▸ Your assignment
Show every line of the data that includes the word "neveřejných".

▸ Information
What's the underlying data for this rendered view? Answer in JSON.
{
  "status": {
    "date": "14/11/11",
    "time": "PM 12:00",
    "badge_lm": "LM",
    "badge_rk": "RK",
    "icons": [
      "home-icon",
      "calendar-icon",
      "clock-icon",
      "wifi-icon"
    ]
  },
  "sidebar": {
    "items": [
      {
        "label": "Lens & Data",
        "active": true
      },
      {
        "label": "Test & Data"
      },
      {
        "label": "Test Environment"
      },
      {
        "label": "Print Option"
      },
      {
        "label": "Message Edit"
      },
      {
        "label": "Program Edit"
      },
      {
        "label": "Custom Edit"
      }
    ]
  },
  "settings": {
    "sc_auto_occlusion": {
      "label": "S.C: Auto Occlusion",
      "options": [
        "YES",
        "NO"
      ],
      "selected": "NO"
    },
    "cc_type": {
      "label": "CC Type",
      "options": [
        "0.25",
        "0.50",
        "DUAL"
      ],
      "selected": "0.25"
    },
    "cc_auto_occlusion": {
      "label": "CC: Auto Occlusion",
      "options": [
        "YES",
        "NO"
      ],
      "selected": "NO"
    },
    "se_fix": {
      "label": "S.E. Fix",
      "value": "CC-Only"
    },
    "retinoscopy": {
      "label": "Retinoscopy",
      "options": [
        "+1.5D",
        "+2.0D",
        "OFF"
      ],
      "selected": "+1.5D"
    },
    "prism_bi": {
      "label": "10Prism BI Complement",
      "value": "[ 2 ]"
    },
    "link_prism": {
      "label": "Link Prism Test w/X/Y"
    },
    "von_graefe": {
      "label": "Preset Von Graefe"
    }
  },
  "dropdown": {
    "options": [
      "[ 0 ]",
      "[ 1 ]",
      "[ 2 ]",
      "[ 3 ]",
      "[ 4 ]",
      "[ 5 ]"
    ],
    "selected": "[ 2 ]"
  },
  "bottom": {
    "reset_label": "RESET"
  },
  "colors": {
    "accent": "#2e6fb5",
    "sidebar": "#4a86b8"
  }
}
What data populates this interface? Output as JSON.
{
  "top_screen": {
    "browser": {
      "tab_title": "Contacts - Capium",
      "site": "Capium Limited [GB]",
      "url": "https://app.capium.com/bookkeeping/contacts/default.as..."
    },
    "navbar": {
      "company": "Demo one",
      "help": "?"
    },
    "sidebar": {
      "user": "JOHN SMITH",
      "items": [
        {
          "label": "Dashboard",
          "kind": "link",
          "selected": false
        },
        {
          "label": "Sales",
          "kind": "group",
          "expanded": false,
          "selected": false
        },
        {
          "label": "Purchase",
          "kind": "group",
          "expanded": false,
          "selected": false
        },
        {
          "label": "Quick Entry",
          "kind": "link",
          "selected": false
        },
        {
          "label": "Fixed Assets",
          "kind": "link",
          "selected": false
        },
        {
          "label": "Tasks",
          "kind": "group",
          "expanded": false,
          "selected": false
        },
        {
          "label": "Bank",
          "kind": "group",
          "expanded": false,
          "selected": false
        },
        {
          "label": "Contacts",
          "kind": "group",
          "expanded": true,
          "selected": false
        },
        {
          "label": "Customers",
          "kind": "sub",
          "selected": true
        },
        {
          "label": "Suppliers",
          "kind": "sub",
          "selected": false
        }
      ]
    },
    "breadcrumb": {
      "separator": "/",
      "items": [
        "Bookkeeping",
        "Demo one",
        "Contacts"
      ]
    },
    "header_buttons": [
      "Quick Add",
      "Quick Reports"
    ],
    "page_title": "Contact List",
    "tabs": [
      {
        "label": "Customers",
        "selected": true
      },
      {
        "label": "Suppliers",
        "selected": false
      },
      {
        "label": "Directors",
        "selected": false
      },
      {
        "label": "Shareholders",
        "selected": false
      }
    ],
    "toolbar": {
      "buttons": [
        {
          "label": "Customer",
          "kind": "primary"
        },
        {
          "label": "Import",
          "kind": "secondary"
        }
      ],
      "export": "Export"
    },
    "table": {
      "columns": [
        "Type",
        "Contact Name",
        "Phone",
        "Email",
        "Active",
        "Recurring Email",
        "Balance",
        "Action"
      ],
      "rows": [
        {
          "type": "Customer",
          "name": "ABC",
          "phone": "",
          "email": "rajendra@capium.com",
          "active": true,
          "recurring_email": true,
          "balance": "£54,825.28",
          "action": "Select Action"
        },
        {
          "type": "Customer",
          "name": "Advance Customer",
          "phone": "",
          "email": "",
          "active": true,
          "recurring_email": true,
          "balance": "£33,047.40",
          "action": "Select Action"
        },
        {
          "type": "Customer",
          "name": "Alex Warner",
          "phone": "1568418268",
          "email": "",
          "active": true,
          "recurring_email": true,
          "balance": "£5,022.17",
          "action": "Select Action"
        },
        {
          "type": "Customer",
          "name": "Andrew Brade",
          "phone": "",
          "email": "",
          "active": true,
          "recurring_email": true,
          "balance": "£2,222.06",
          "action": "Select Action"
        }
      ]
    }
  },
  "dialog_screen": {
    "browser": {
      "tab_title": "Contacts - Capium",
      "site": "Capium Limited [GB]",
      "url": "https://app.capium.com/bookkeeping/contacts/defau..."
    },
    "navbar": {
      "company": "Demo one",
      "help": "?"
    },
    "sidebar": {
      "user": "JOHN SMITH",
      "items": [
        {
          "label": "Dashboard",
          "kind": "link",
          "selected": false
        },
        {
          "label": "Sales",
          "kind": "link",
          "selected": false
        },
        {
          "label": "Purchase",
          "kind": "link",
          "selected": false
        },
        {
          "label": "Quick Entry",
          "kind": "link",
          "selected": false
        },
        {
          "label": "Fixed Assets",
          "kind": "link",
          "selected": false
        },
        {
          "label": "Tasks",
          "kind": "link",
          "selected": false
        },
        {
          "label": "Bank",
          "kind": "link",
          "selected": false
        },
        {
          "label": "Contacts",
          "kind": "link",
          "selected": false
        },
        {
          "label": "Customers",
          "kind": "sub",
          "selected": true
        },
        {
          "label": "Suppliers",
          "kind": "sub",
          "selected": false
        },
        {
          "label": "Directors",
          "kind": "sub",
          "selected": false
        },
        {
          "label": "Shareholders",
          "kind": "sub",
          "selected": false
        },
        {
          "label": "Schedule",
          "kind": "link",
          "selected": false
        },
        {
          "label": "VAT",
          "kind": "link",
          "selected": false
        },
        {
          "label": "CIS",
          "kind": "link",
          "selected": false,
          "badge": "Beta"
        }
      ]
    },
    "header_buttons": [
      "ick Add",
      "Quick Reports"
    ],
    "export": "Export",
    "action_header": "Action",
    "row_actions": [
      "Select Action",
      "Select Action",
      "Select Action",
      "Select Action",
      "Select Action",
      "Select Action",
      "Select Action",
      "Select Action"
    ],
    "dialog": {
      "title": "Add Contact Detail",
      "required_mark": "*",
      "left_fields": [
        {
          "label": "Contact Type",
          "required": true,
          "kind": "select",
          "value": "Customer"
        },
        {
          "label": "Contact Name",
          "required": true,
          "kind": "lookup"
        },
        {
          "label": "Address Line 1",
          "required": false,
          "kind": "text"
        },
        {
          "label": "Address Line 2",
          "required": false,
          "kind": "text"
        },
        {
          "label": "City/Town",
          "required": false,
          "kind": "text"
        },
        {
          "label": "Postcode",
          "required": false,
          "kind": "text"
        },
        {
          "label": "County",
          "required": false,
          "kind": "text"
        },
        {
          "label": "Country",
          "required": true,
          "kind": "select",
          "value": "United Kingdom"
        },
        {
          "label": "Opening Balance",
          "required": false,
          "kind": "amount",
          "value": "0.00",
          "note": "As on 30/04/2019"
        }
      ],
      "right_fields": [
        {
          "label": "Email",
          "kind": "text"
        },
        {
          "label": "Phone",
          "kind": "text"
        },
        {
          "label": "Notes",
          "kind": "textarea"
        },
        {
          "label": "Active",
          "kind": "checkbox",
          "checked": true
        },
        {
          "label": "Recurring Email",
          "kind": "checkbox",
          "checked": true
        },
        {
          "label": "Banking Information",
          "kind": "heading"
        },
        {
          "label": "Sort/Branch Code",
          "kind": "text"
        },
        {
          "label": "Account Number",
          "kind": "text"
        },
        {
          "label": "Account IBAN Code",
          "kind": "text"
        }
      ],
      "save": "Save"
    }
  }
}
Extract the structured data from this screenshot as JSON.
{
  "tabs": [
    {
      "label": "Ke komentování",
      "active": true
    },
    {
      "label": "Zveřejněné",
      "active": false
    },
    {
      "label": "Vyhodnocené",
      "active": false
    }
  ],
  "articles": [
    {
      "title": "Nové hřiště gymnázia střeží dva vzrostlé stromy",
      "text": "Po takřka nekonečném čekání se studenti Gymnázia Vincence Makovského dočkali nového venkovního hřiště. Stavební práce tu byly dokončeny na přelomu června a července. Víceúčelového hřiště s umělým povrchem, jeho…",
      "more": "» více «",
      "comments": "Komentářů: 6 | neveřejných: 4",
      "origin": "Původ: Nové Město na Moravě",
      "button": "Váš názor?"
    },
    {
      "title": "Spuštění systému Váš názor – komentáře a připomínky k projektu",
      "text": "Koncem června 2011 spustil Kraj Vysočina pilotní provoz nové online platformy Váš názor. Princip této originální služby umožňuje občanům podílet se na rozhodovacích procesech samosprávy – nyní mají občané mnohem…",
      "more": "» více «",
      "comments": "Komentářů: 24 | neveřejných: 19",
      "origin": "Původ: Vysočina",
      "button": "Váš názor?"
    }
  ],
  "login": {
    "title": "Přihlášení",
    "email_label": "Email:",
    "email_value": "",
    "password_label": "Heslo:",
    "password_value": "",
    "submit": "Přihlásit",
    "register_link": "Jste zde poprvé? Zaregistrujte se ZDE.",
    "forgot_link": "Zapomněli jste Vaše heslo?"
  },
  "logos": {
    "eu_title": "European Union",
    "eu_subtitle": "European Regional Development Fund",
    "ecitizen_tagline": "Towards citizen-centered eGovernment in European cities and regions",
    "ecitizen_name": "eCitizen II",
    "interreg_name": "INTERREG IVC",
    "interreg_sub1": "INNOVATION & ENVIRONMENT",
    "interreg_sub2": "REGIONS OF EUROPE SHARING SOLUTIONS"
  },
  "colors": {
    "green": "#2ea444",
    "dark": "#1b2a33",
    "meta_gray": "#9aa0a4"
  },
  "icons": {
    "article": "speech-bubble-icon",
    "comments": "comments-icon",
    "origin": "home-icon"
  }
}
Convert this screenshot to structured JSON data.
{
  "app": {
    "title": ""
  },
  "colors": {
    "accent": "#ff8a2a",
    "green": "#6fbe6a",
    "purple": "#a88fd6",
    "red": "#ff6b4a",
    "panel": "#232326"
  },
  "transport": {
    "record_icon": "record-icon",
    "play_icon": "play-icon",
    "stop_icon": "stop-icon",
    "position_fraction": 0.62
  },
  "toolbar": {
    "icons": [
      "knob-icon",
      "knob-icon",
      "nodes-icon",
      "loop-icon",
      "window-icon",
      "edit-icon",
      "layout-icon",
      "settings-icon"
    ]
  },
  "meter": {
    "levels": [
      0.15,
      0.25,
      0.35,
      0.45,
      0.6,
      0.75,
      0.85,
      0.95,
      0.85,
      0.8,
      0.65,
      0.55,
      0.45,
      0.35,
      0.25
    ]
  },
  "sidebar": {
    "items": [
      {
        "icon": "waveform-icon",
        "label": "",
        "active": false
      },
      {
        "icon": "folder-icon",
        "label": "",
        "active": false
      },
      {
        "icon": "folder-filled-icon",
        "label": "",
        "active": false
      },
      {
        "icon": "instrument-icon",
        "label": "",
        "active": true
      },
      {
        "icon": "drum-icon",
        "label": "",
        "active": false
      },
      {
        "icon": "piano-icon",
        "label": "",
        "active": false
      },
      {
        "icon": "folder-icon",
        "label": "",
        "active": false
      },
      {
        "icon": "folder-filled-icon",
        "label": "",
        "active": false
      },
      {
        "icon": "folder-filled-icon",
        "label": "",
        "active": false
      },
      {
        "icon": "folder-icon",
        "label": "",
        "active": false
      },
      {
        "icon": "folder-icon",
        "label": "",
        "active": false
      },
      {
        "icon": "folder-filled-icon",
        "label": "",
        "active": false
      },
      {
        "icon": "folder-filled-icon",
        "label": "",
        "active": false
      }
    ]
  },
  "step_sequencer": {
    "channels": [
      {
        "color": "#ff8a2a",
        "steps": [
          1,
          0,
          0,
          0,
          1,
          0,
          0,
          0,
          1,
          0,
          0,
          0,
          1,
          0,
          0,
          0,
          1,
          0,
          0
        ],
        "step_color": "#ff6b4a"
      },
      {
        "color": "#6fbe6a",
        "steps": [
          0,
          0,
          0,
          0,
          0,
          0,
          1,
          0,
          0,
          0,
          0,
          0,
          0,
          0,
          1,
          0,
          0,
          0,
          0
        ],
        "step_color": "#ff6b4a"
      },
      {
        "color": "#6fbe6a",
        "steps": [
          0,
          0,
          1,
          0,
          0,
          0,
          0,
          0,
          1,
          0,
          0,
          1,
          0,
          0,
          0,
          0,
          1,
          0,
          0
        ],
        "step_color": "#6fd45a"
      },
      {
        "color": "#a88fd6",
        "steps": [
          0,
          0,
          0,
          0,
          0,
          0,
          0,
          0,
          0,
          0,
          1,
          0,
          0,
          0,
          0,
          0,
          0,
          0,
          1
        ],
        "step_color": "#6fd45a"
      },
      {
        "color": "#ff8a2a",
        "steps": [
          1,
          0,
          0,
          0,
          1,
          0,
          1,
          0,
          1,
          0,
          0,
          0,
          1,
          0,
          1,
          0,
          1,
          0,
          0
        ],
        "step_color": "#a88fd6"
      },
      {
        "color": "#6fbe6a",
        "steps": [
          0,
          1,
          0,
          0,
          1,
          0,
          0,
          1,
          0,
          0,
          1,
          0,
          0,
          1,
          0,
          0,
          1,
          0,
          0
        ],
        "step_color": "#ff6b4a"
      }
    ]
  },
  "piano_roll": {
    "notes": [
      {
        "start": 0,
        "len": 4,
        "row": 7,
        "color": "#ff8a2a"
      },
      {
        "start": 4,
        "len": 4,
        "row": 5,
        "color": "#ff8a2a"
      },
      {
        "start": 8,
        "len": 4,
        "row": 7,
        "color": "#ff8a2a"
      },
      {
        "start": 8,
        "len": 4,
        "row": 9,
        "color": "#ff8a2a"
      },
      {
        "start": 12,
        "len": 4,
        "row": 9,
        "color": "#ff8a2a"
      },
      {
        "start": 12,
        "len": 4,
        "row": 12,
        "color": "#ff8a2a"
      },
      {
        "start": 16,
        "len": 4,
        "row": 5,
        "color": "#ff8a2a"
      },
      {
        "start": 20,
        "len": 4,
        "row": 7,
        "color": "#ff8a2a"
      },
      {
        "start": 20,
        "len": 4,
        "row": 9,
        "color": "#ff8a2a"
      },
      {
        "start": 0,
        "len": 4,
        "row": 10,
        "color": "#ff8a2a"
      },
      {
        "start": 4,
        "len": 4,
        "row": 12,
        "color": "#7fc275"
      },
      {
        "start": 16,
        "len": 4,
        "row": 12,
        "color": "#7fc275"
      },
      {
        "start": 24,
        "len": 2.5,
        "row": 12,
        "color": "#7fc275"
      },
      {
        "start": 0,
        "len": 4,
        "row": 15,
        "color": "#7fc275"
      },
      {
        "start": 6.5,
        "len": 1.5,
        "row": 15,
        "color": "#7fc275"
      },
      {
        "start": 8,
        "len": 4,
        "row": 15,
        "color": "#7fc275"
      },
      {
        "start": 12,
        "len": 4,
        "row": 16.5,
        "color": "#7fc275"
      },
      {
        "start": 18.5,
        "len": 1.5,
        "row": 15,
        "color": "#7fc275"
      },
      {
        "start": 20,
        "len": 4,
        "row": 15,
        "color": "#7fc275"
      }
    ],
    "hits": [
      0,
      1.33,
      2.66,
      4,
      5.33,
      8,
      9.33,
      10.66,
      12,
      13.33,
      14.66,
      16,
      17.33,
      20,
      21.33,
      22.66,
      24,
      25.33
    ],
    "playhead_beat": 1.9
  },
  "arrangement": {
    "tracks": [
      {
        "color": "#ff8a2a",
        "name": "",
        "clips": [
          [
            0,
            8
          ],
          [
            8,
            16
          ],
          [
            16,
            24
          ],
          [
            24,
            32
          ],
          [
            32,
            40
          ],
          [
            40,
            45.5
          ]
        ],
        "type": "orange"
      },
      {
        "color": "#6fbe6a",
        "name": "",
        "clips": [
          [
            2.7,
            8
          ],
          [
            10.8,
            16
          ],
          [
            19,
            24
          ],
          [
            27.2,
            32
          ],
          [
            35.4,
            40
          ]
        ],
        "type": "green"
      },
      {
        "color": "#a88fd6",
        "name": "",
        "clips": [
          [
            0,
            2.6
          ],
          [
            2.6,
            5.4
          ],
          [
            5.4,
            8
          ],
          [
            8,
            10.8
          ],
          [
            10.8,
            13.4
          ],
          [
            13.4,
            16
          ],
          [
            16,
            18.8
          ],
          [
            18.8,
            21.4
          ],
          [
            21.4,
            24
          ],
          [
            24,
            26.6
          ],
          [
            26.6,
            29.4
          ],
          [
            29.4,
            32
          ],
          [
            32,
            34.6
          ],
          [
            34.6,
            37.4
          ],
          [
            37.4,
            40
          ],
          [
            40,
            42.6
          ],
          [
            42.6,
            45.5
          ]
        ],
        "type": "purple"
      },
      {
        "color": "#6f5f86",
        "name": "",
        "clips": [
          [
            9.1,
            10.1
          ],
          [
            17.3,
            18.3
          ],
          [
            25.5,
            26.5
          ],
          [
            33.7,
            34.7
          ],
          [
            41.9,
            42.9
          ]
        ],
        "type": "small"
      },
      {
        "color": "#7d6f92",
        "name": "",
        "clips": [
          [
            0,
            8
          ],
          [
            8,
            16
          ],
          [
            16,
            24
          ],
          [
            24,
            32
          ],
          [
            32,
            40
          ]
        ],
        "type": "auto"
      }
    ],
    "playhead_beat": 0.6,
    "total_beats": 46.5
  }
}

▸ Task response
      "comments": "Komentářů: 6 | neveřejných: 4",
      "comments": "Komentářů: 24 | neveřejných: 19",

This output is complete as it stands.